Wednesday, September 14, 2011

A friend's post

A friend of mine (and fellow author) has allowed me to post this here. :)
Hope you like it.

Why Guys Hate Chick Flicks
Have you ever really wondered why guys complain about chick flicks? You know we would rather watch an action picture (oh, yeah!) or some gross slasher/zombie movie, but why?

Oh there are a lot of excuses thrown around. Just ask some of your friends. If they aren't trying to impress you with how urban sensitive they are, they might answer with comments like, "Chick flicks are boring" or that "Chick flicks are unrealistic. No guy would do something like that" or "They're too emotional."

The truth is, chick flicks make us doubt. We see the portrayal of the hero on screen and we ask ourselves if we have that much courage, that much love.

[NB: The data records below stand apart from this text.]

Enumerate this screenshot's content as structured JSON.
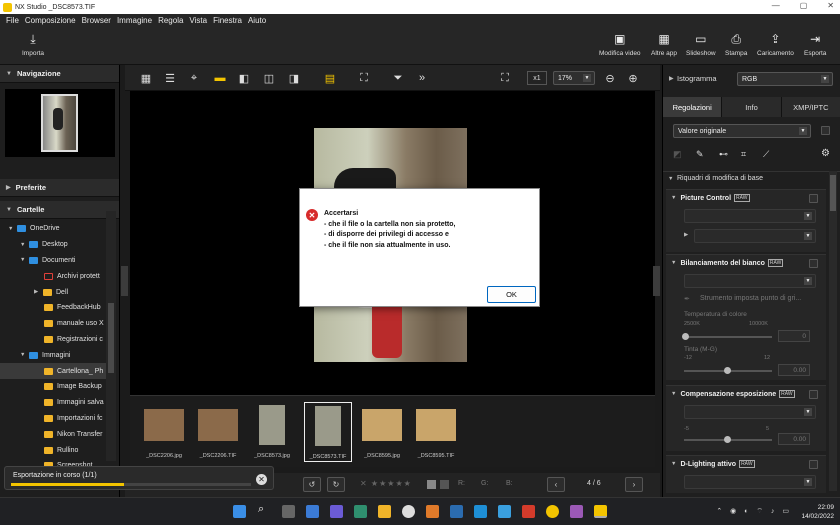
{
  "window": {
    "title": "NX Studio   _DSC8573.TIF",
    "controls": [
      "—",
      "▢",
      "✕"
    ]
  },
  "menu": [
    "File",
    "Composizione",
    "Browser",
    "Immagine",
    "Regola",
    "Vista",
    "Finestra",
    "Aiuto"
  ],
  "toolbar": {
    "import_label": "Importa",
    "right_buttons": [
      "Modifica video",
      "Altre app",
      "Slideshow",
      "Stampa",
      "Caricamento",
      "Esporta"
    ]
  },
  "left_panel": {
    "navigation_title": "Navigazione",
    "favorites_title": "Preferite",
    "folders_title": "Cartelle",
    "tree": [
      {
        "label": "OneDrive",
        "icon": "cloud-folder"
      },
      {
        "label": "Desktop",
        "icon": "blue-folder"
      },
      {
        "label": "Documenti",
        "icon": "blue-folder"
      },
      {
        "label": "Archivi protett",
        "icon": "lock-folder"
      },
      {
        "label": "Dell",
        "icon": "folder"
      },
      {
        "label": "FeedbackHub",
        "icon": "folder"
      },
      {
        "label": "manuale uso X",
        "icon": "folder"
      },
      {
        "label": "Registrazioni c",
        "icon": "folder"
      },
      {
        "label": "Immagini",
        "icon": "blue-folder"
      },
      {
        "label": "Cartellona_ Ph",
        "icon": "folder"
      },
      {
        "label": "Image Backup",
        "icon": "folder"
      },
      {
        "label": "Immagini salva",
        "icon": "folder"
      },
      {
        "label": "Importazioni fc",
        "icon": "folder"
      },
      {
        "label": "Nikon Transfer",
        "icon": "folder"
      },
      {
        "label": "Rullino",
        "icon": "folder"
      },
      {
        "label": "Screenshot",
        "icon": "folder"
      }
    ]
  },
  "viewer_bar": {
    "zoom_factor": "x1",
    "zoom_percent": "17%"
  },
  "filmstrip": [
    {
      "name": "_DSC2206.jpg",
      "thumb": "#8b6a4a"
    },
    {
      "name": "_DSC2206.TIF",
      "thumb": "#8b6a4a"
    },
    {
      "name": "_DSC8573.jpg",
      "thumb": "#9a9a8a"
    },
    {
      "name": "_DSC8573.TIF",
      "thumb": "#9a9a8a"
    },
    {
      "name": "_DSC8595.jpg",
      "thumb": "#c9a56a"
    },
    {
      "name": "_DSC8595.TIF",
      "thumb": "#c9a56a"
    }
  ],
  "status": {
    "page": "4 / 6",
    "r_label": "R:",
    "g_label": "G:",
    "b_label": "B:"
  },
  "progress": {
    "label": "Esportazione in corso (1/1)",
    "fraction": 0.47
  },
  "right_panel": {
    "histogram_label": "Istogramma",
    "histogram_channel": "RGB",
    "tabs": [
      "Regolazioni",
      "Info",
      "XMP/IPTC"
    ],
    "preset_value": "Valore originale",
    "basic_section": "Riquadri di modifica di base",
    "sections": {
      "picture_control": "Picture Control",
      "white_balance": "Bilanciamento del bianco",
      "wb_point_tool": "Strumento imposta punto di gri...",
      "color_temp_label": "Temperatura di colore",
      "temp_min": "2500K",
      "temp_max": "10000K",
      "temp_value": "0",
      "tint_label": "Tinta (M-G)",
      "tint_min": "-12",
      "tint_max": "12",
      "tint_value": "0.00",
      "exposure": "Compensazione esposizione",
      "exp_min": "-5",
      "exp_max": "5",
      "exp_value": "0.00",
      "adl": "D-Lighting attivo",
      "raw_badge": "RAW"
    }
  },
  "dialog": {
    "title": "Accertarsi",
    "lines": [
      "- che il file o la cartella non sia protetto,",
      "- di disporre dei privilegi di accesso e",
      "- che il file non sia attualmente in uso."
    ],
    "ok_label": "OK"
  },
  "taskbar": {
    "time": "22:09",
    "date": "14/02/2022"
  }
}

We ask ourselves if we could overcome our doubts and insecurities and make that kind of decision.

For example, in the movie, Love and Other Drugs, Anne Hathaway portrays a woman with an incurable disease and she tells her lover, “I'm going to need you a lot more than you need me.” And Jake Gyllenhaal, who plays the hero, replies, “We'll make it to the end... I just may have to carry you part of the way.”

We see scenes like this and doubt ourselves. Although, we do have an inner impulse to be something better in our little lives, we have our doubts and “maybes.” We live our lives on “maybes” and it makes us uncomfortable to think about them. We ask ourselves, “Could I do that?” Do I have the courage to love that much? Or take action to protect the one's I love? Or are we all weak and end up relying on the the government or the authorities or whoever if something terrible happened?

We'd like to believe in the ideal, we really would, but all we can say is “Maybe.” Action flicks are one thing; chick flicks remind us of our doubts. They make us ask, “What would I do?”

So we avoid chick flicks. It's easier that way. But sometimes, just sometimes, we watch or read and nod to ourselves and think, “Yeah. Maybe I could be someone's hero, too.”